Annual conventions of NAWSA contributed to the unity of suffragists’ efforts and advanced the overall movement. In 1916, the NAWSA Convention took place in Atlantic City, where the new association president Carrie Chapman Catt declared “the Winning Plan” (Hill, 2006, p. 72). NAWSA’s executive board members with expertise in politics received the task to outline the tactics based on the state and nationwide campaigns’ achievements. Catt believed that pursuing the federal mandate was the most efficient way to provide all American women with suffrage. These efforts were fruitful and helped the seven-decade-long pursuit finally succeed. In 1920, the Nineteenth Amendment to the U.S. Constitution was passed, and American women won their fight. It was due to the intertwined efforts of NWSA, AWSA, and later NAWSA that the Amendment was ratified, and all women across America obtained their long-waited right to vote. It would not be possible without the devoted work using different approaches of suffragists.

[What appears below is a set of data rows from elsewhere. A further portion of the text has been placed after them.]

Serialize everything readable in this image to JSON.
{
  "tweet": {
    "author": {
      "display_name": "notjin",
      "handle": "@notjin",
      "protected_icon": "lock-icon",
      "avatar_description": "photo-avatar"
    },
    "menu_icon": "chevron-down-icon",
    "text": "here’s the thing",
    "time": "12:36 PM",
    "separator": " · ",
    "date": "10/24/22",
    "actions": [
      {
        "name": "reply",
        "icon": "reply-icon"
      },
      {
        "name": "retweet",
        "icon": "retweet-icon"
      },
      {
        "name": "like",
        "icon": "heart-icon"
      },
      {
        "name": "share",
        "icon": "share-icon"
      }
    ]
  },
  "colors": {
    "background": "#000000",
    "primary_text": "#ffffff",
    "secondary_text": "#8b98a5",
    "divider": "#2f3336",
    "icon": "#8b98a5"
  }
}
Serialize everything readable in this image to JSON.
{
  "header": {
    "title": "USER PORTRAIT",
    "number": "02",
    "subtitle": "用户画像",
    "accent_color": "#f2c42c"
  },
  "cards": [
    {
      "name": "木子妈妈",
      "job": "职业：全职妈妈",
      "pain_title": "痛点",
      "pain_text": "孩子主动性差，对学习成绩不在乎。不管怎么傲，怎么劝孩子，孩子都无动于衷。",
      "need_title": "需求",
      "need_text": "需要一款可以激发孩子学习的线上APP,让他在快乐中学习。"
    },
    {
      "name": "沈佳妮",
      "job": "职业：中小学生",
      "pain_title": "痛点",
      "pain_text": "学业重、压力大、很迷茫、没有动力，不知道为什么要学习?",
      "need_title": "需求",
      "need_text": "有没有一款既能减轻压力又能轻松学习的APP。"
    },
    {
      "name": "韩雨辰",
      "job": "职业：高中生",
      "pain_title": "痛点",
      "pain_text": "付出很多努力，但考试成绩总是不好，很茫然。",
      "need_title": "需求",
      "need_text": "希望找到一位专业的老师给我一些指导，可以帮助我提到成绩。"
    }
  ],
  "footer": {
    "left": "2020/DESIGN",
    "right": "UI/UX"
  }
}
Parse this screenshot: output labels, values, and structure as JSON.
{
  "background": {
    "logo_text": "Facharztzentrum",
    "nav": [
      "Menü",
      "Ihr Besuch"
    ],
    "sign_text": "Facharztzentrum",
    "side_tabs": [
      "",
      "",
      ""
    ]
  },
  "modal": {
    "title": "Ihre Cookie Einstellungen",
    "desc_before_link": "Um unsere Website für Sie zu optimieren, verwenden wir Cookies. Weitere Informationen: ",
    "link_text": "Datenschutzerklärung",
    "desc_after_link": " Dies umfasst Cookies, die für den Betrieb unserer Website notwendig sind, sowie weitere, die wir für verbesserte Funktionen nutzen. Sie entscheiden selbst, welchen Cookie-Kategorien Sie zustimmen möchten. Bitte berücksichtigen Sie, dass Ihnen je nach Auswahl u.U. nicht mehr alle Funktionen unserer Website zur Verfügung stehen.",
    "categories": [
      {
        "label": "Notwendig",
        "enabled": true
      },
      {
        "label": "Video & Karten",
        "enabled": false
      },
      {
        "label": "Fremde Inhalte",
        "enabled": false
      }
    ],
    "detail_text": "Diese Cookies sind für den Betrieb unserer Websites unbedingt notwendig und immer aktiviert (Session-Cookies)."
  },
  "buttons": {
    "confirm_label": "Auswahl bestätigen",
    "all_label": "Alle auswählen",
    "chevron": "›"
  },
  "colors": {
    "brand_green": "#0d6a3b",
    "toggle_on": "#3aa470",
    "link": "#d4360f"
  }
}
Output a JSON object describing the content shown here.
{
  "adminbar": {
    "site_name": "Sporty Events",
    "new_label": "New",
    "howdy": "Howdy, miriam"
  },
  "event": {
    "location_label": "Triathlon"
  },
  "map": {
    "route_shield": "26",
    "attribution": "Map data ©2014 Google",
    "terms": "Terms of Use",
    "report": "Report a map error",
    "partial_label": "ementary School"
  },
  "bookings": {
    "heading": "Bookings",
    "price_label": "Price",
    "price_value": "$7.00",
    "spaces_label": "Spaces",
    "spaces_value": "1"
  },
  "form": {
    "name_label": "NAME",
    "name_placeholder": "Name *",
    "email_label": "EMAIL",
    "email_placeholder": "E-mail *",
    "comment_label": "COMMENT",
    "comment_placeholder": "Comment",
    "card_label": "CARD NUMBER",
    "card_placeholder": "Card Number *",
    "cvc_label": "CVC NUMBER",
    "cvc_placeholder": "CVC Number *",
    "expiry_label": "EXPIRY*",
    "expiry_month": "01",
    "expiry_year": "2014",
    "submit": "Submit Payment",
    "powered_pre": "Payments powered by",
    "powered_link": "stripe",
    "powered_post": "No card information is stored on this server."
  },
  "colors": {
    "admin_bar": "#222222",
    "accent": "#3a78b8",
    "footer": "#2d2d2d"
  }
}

To conclude, the era of Reconstruction was a turning point in the history of the American women’s suffrage movement. With the civil rights advancement and freeing of slaves, the populations that had been discriminated against gained the opportunity to become lawful citizens. However, the Civil War aftermath did not bring desired legal changes for women – the Fourteenth Amendment first declared male citizens’ right to vote. Years passed until women of America managed to proclaim their rights through hard work, even though the split in the movement into two rival associations is thought to have weakened suffragists’ positions. Thus, the differences in approaching the problem contributed to the ultimate success. The passage of the Nineteenth Amendment in 1920 occurred due to suffragists’ collaborative efforts supporting both federal and state campaigns.
Foner, E. (Ed.). (, 2017). Voices of freedom: A documentary history (5th ed., vol. 2). W. W. Norton & Company.
Hill, J. (2006). Women’s suffrage. Omnigraphics, Incorporated.
Library of Congress. (n. d.). The National American Woman Suffrage Association [Data set]. Web.
O’Connor, S. D. (1996). History of the women’s suffrage movement. Vanderbilt Law Review, 49(3), 657-675.
Tetrault, L. (n. d.). Women’s rights and Reconstruction. The Journal of the Civil War Era. Web.